See all the pieces in the new Slate Book Review.


The Slatest

Ben Bradlee Dead at 93

The legendary Washington Post editor presided over the paper’s Watergate coverage.

This Scene From All The President’s Men Captures Ben Bradlee’s Genius

Renée Zellweger’s New Face Is Too Real

Sleater-Kinney Was Once America’s Best Rock Band

Can it be again?

Whole Foods Is Desperate for Customers to Feel Warm and Fuzzy Again

The XX Factor

I’m 25. I Have $250.03.

My doctors want me to freeze my eggs.

The XX Factor
Oct. 20 2014 6:17 PM I’m 25. I Have $250.03. My doctors want me to freeze my eggs.

Forget Oculus Rift

This $25 cardboard box turns your phone into an incredibly fun virtual reality experience.

George Tiller’s Murderer Threatens Another Abortion Provider, Claims Free Speech

The Congressional Republican Digging Through Scientists’ Grant Proposals
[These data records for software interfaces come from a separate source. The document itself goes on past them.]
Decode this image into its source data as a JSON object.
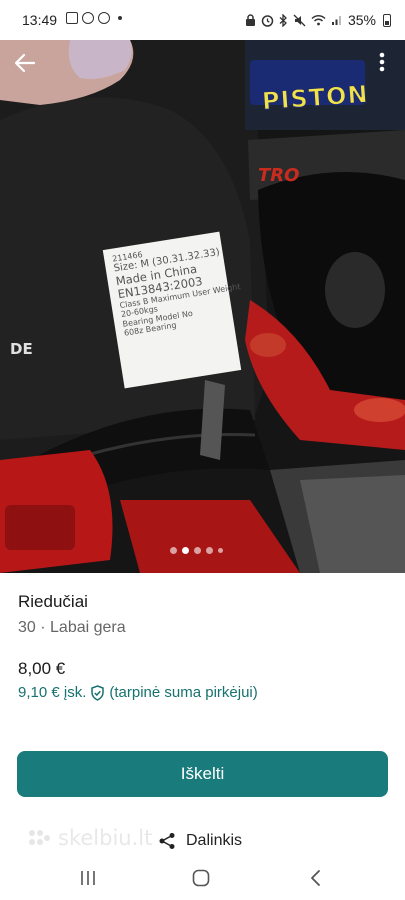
{
  "status_bar": {
    "time": "13:49",
    "battery": "35%"
  },
  "photo": {
    "label_lines": [
      "211466",
      "Size: M (30.31.32.33)",
      "Made in China",
      "EN13843:2003",
      "Class B Maximum User Weight",
      "20-60kgs",
      "Bearing Model No",
      "608z Bearing"
    ],
    "brand_text": "PISTON",
    "partial_text_1": "TRO",
    "partial_text_2": "DE",
    "image_count": 5,
    "active_index": 1
  },
  "listing": {
    "title": "Riedučiai",
    "subtitle": "30 · Labai gera",
    "price": "8,00 €",
    "price_with_fee": "9,10 € įsk.",
    "fee_note": "(tarpinė suma pirkėjui)"
  },
  "actions": {
    "promote_label": "Iškelti",
    "share_label": "Dalinkis",
    "watermark": "skelbiu.lt"
  },
  "colors": {
    "accent": "#1a7b7c",
    "price_fee": "#17726f"
  }
}
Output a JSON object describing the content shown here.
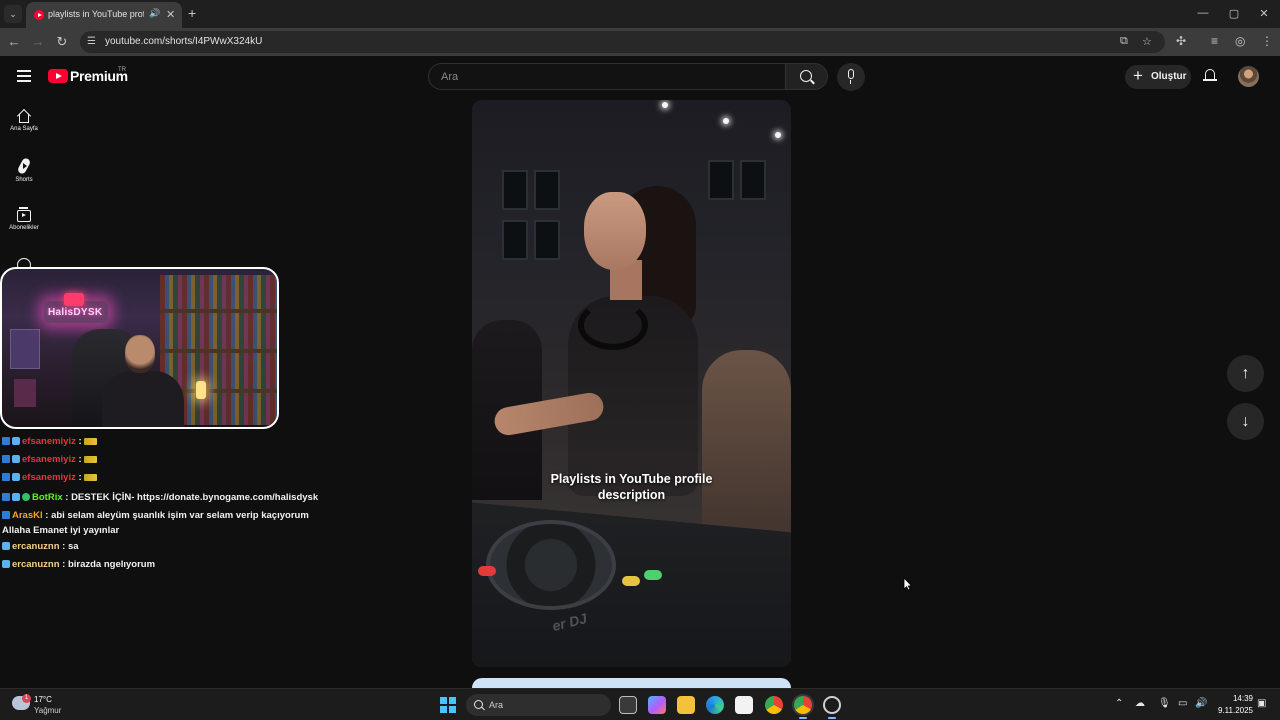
{
  "browser": {
    "tab_title": "playlists in YouTube profile",
    "url": "youtube.com/shorts/I4PWwX324kU",
    "new_tab": "+",
    "controls": {
      "minimize": "—",
      "maximize": "▢",
      "close": "✕"
    }
  },
  "youtube": {
    "logo_text": "Premium",
    "country_code": "TR",
    "search_placeholder": "Ara",
    "create_label": "Oluştur",
    "sidebar": [
      {
        "label": "Ana Sayfa",
        "icon": "home-icon"
      },
      {
        "label": "Shorts",
        "icon": "shorts-icon"
      },
      {
        "label": "Abonelikler",
        "icon": "subscriptions-icon"
      }
    ],
    "short": {
      "caption_line1": "Playlists in YouTube profile",
      "caption_line2": "description"
    }
  },
  "stream_overlay": {
    "neon_sign": "HalisDYSK",
    "chat": [
      {
        "user": "efsanemiyiz",
        "message": ":",
        "color": "#e8323c",
        "badges": [
          "k",
          "c"
        ],
        "emote": true
      },
      {
        "user": "efsanemiyiz",
        "message": ":",
        "color": "#e8323c",
        "badges": [
          "k",
          "c"
        ],
        "emote": true
      },
      {
        "user": "efsanemiyiz",
        "message": ":",
        "color": "#e8323c",
        "badges": [
          "k",
          "c"
        ],
        "emote": true
      },
      {
        "user": "BotRix",
        "message": ": DESTEK İÇİN- https://donate.bynogame.com/halisdysk",
        "color": "#53fc18",
        "badges": [
          "k",
          "c",
          "v"
        ],
        "emote": false
      },
      {
        "user": "ArasKl",
        "message": ": abi selam aleyüm şuanlık işim var selam verip kaçıyorum Allaha Emanet iyi yayınlar",
        "color": "#f5a623",
        "badges": [
          "k"
        ],
        "emote": false
      },
      {
        "user": "ercanuznn",
        "message": ": sa",
        "color": "#f7d08a",
        "badges": [
          "c"
        ],
        "emote": false
      },
      {
        "user": "ercanuznn",
        "message": ": birazda ngelıyorum",
        "color": "#f7d08a",
        "badges": [
          "c"
        ],
        "emote": false
      }
    ]
  },
  "taskbar": {
    "weather_temp": "17°C",
    "weather_desc": "Yağmur",
    "weather_badge": "1",
    "search_label": "Ara",
    "time": "14:39",
    "date": "9.11.2025"
  },
  "colors": {
    "background": "#0f0f0f",
    "youtube_red": "#ff0033",
    "chrome_toolbar": "#3c3c3c"
  }
}
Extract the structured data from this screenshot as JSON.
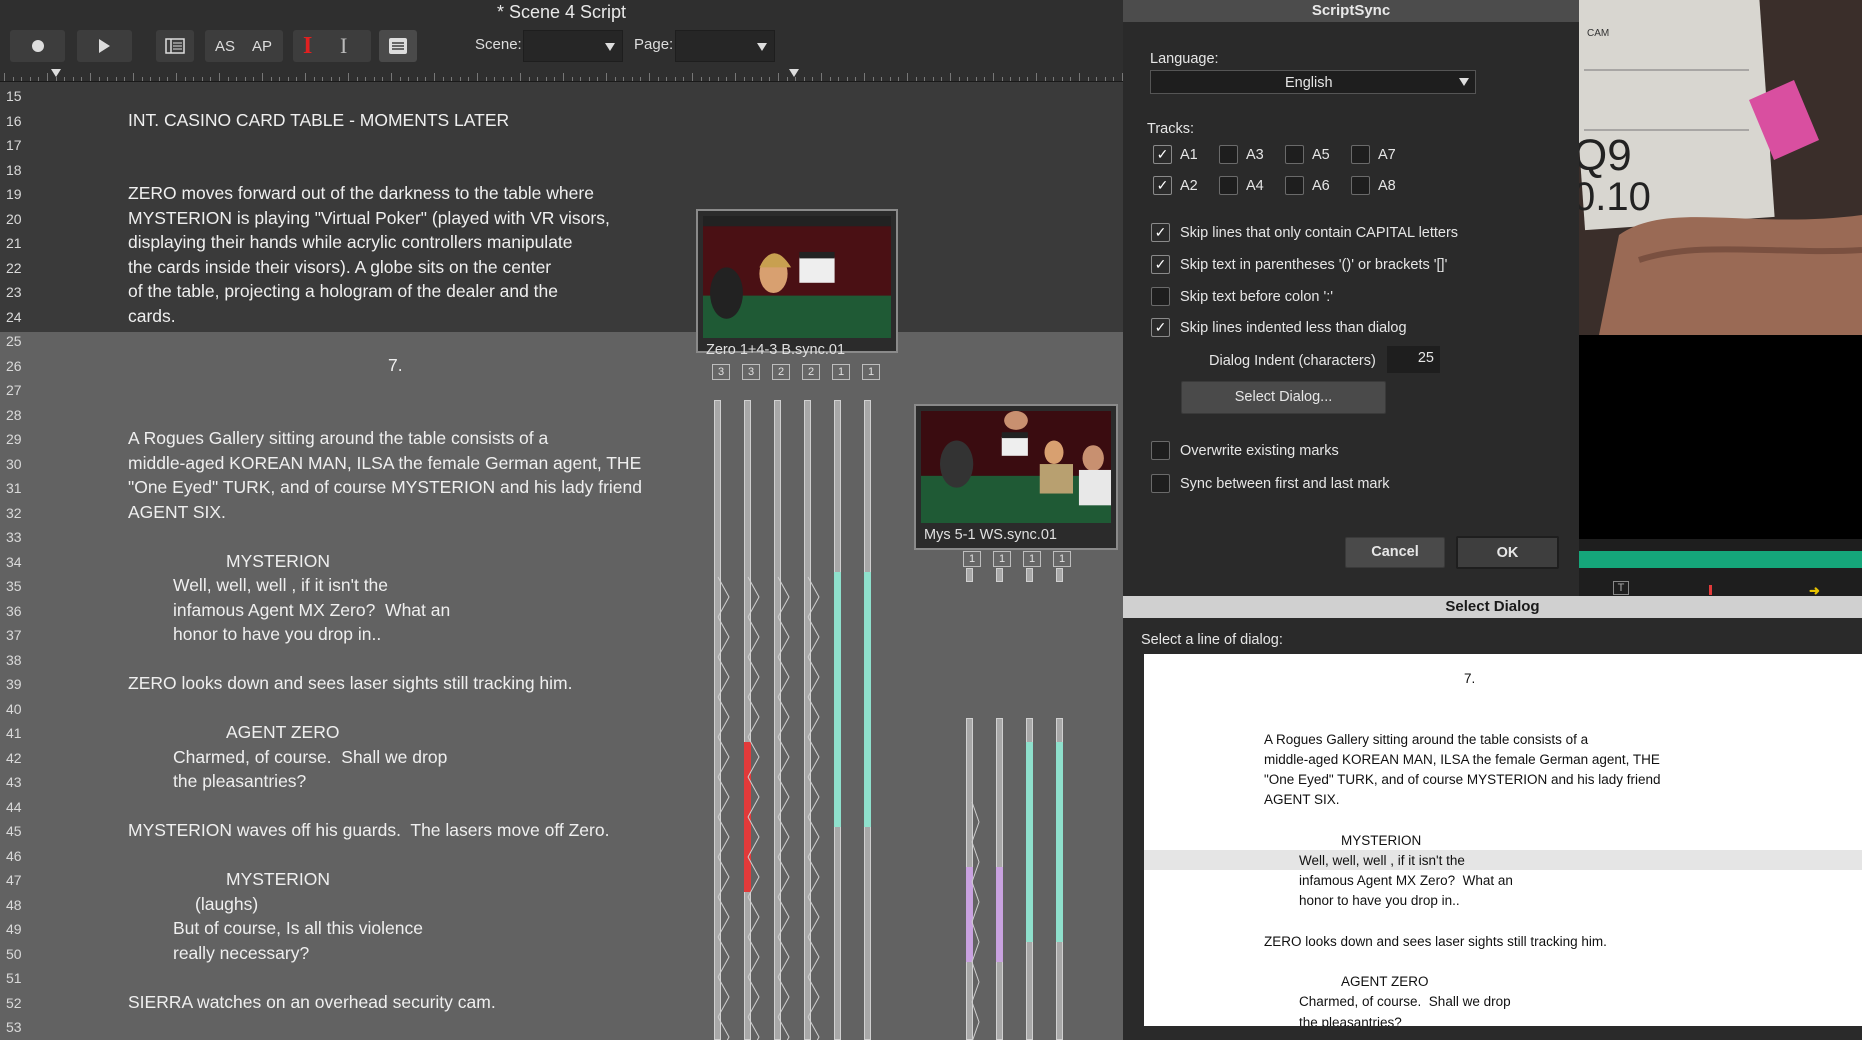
{
  "window": {
    "title": "* Scene 4 Script"
  },
  "toolbar": {
    "record_icon": "record-icon",
    "play_icon": "play-icon",
    "as_label": "AS",
    "ap_label": "AP",
    "scene_label": "Scene:",
    "scene_value": "",
    "page_label": "Page:",
    "page_value": ""
  },
  "script_lines": [
    {
      "n": "15",
      "text": "",
      "indent": 0
    },
    {
      "n": "16",
      "text": "INT. CASINO CARD TABLE - MOMENTS LATER",
      "indent": 0
    },
    {
      "n": "17",
      "text": "",
      "indent": 0
    },
    {
      "n": "18",
      "text": "",
      "indent": 0
    },
    {
      "n": "19",
      "text": "ZERO moves forward out of the darkness to the table where",
      "indent": 0
    },
    {
      "n": "20",
      "text": "MYSTERION is playing \"Virtual Poker\" (played with VR visors,",
      "indent": 0
    },
    {
      "n": "21",
      "text": "displaying their hands while acrylic controllers manipulate",
      "indent": 0
    },
    {
      "n": "22",
      "text": "the cards inside their visors). A globe sits on the center",
      "indent": 0
    },
    {
      "n": "23",
      "text": "of the table, projecting a hologram of the dealer and the",
      "indent": 0
    },
    {
      "n": "24",
      "text": "cards.",
      "indent": 0
    },
    {
      "n": "25",
      "text": "",
      "indent": 0
    },
    {
      "n": "26",
      "text": "7.",
      "indent": 3
    },
    {
      "n": "27",
      "text": "",
      "indent": 0
    },
    {
      "n": "28",
      "text": "",
      "indent": 0
    },
    {
      "n": "29",
      "text": "A Rogues Gallery sitting around the table consists of a",
      "indent": 0
    },
    {
      "n": "30",
      "text": "middle-aged KOREAN MAN, ILSA the female German agent, THE",
      "indent": 0
    },
    {
      "n": "31",
      "text": "\"One Eyed\" TURK, and of course MYSTERION and his lady friend",
      "indent": 0
    },
    {
      "n": "32",
      "text": "AGENT SIX.",
      "indent": 0
    },
    {
      "n": "33",
      "text": "",
      "indent": 0
    },
    {
      "n": "34",
      "text": "MYSTERION",
      "indent": 2
    },
    {
      "n": "35",
      "text": "Well, well, well , if it isn't the",
      "indent": 1
    },
    {
      "n": "36",
      "text": "infamous Agent MX Zero?  What an",
      "indent": 1
    },
    {
      "n": "37",
      "text": "honor to have you drop in..",
      "indent": 1
    },
    {
      "n": "38",
      "text": "",
      "indent": 0
    },
    {
      "n": "39",
      "text": "ZERO looks down and sees laser sights still tracking him.",
      "indent": 0
    },
    {
      "n": "40",
      "text": "",
      "indent": 0
    },
    {
      "n": "41",
      "text": "AGENT ZERO",
      "indent": 2
    },
    {
      "n": "42",
      "text": "Charmed, of course.  Shall we drop",
      "indent": 1
    },
    {
      "n": "43",
      "text": "the pleasantries?",
      "indent": 1
    },
    {
      "n": "44",
      "text": "",
      "indent": 0
    },
    {
      "n": "45",
      "text": "MYSTERION waves off his guards.  The lasers move off Zero.",
      "indent": 0
    },
    {
      "n": "46",
      "text": "",
      "indent": 0
    },
    {
      "n": "47",
      "text": "MYSTERION",
      "indent": 2
    },
    {
      "n": "48",
      "text": "(laughs)",
      "indent": 4
    },
    {
      "n": "49",
      "text": "But of course, Is all this violence",
      "indent": 1
    },
    {
      "n": "50",
      "text": "really necessary?",
      "indent": 1
    },
    {
      "n": "51",
      "text": "",
      "indent": 0
    },
    {
      "n": "52",
      "text": "SIERRA watches on an overhead security cam.",
      "indent": 0
    },
    {
      "n": "53",
      "text": "",
      "indent": 0
    }
  ],
  "clips": [
    {
      "name": "Zero 1+4-3 B.sync.01",
      "chips": [
        "3",
        "3",
        "2",
        "2",
        "1",
        "1"
      ]
    },
    {
      "name": "Mys 5-1 WS.sync.01",
      "chips": [
        "1",
        "1",
        "1",
        "1"
      ]
    }
  ],
  "scriptsync": {
    "title": "ScriptSync",
    "language_label": "Language:",
    "language_value": "English",
    "tracks_label": "Tracks:",
    "tracks": [
      {
        "label": "A1",
        "checked": true
      },
      {
        "label": "A3",
        "checked": false
      },
      {
        "label": "A5",
        "checked": false
      },
      {
        "label": "A7",
        "checked": false
      },
      {
        "label": "A2",
        "checked": true
      },
      {
        "label": "A4",
        "checked": false
      },
      {
        "label": "A6",
        "checked": false
      },
      {
        "label": "A8",
        "checked": false
      }
    ],
    "options": [
      {
        "label": "Skip lines that only contain CAPITAL letters",
        "checked": true
      },
      {
        "label": "Skip text in parentheses '()' or brackets '[]'",
        "checked": true
      },
      {
        "label": "Skip text before colon ':'",
        "checked": false
      },
      {
        "label": "Skip lines indented less than dialog",
        "checked": true
      }
    ],
    "dialog_indent_label": "Dialog Indent (characters)",
    "dialog_indent_value": "25",
    "select_dialog_button": "Select Dialog...",
    "overwrite_label": "Overwrite existing marks",
    "overwrite_checked": false,
    "sync_label": "Sync between first and last mark",
    "sync_checked": false,
    "cancel_label": "Cancel",
    "ok_label": "OK"
  },
  "select_dialog": {
    "title": "Select Dialog",
    "prompt": "Select a line of dialog:",
    "lines": [
      {
        "text": "",
        "indent": 0
      },
      {
        "text": "7.",
        "indent": 3
      },
      {
        "text": "",
        "indent": 0
      },
      {
        "text": "",
        "indent": 0
      },
      {
        "text": "A Rogues Gallery sitting around the table consists of a",
        "indent": 0
      },
      {
        "text": "middle-aged KOREAN MAN, ILSA the female German agent, THE",
        "indent": 0
      },
      {
        "text": "\"One Eyed\" TURK, and of course MYSTERION and his lady friend",
        "indent": 0
      },
      {
        "text": "AGENT SIX.",
        "indent": 0
      },
      {
        "text": "",
        "indent": 0
      },
      {
        "text": "MYSTERION",
        "indent": 2
      },
      {
        "text": "Well, well, well , if it isn't the",
        "indent": 1
      },
      {
        "text": "infamous Agent MX Zero?  What an",
        "indent": 1
      },
      {
        "text": "honor to have you drop in..",
        "indent": 1
      },
      {
        "text": "",
        "indent": 0
      },
      {
        "text": "ZERO looks down and sees laser sights still tracking him.",
        "indent": 0
      },
      {
        "text": "",
        "indent": 0
      },
      {
        "text": "AGENT ZERO",
        "indent": 2
      },
      {
        "text": "Charmed, of course.  Shall we drop",
        "indent": 1
      },
      {
        "text": "the pleasantries?",
        "indent": 1
      }
    ],
    "highlighted_line": 10
  },
  "colors": {
    "accent_teal": "#8fe0cc",
    "mark_red": "#e23a3a",
    "mark_purple": "#c9a2e0",
    "insertion_tool": "#e02020",
    "timeline_green": "#15a67a"
  },
  "icons": [
    "record-icon",
    "play-icon",
    "script-view-icon",
    "insertion-tool-icon",
    "split-tool-icon",
    "list-icon",
    "chevron-down-icon",
    "checkmark-icon"
  ]
}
  News & Politics
The World
Oct. 21 2014 3:13 PM Why Countries Make Human Rights Pledges They Have No Intention of Honoring
Oct. 21 2014 5:57 PM Soda and Fries Have Lost Their Charm for Both Consumers and Investors
The Vault
Oct. 21 2014 2:23 PM A Data-Packed Map of American Immigration in 1903
  Double X
The XX Factor
Oct. 21 2014 3:03 PM Renée Zellweger’s New Face Is Too Real
  Slate Plus
Behind the Scenes
Oct. 21 2014 1:02 PM Where Are Slate Plus Members From? This Weird Cartogram Explains. A weird-looking cartogram of Slate Plus memberships by state.
Brow Beat
Oct. 21 2014 9:42 PM The All The President’s Men Scene That Perfectly Captured Ben Bradlee’s Genius
Oct. 21 2014 11:44 PM Driving in Circles The autonomous Google car may never actually happen.
  Health & Science
Climate Desk
Oct. 21 2014 11:53 AM Taking Research for Granted Texas Republican Lamar Smith continues his crusade against independence in science.
Sports Nut
Oct. 20 2014 5:09 PM Keepaway, on Three. Ready—Break! On his record-breaking touchdown pass, Peyton Manning couldn’t even leave the celebration to chance.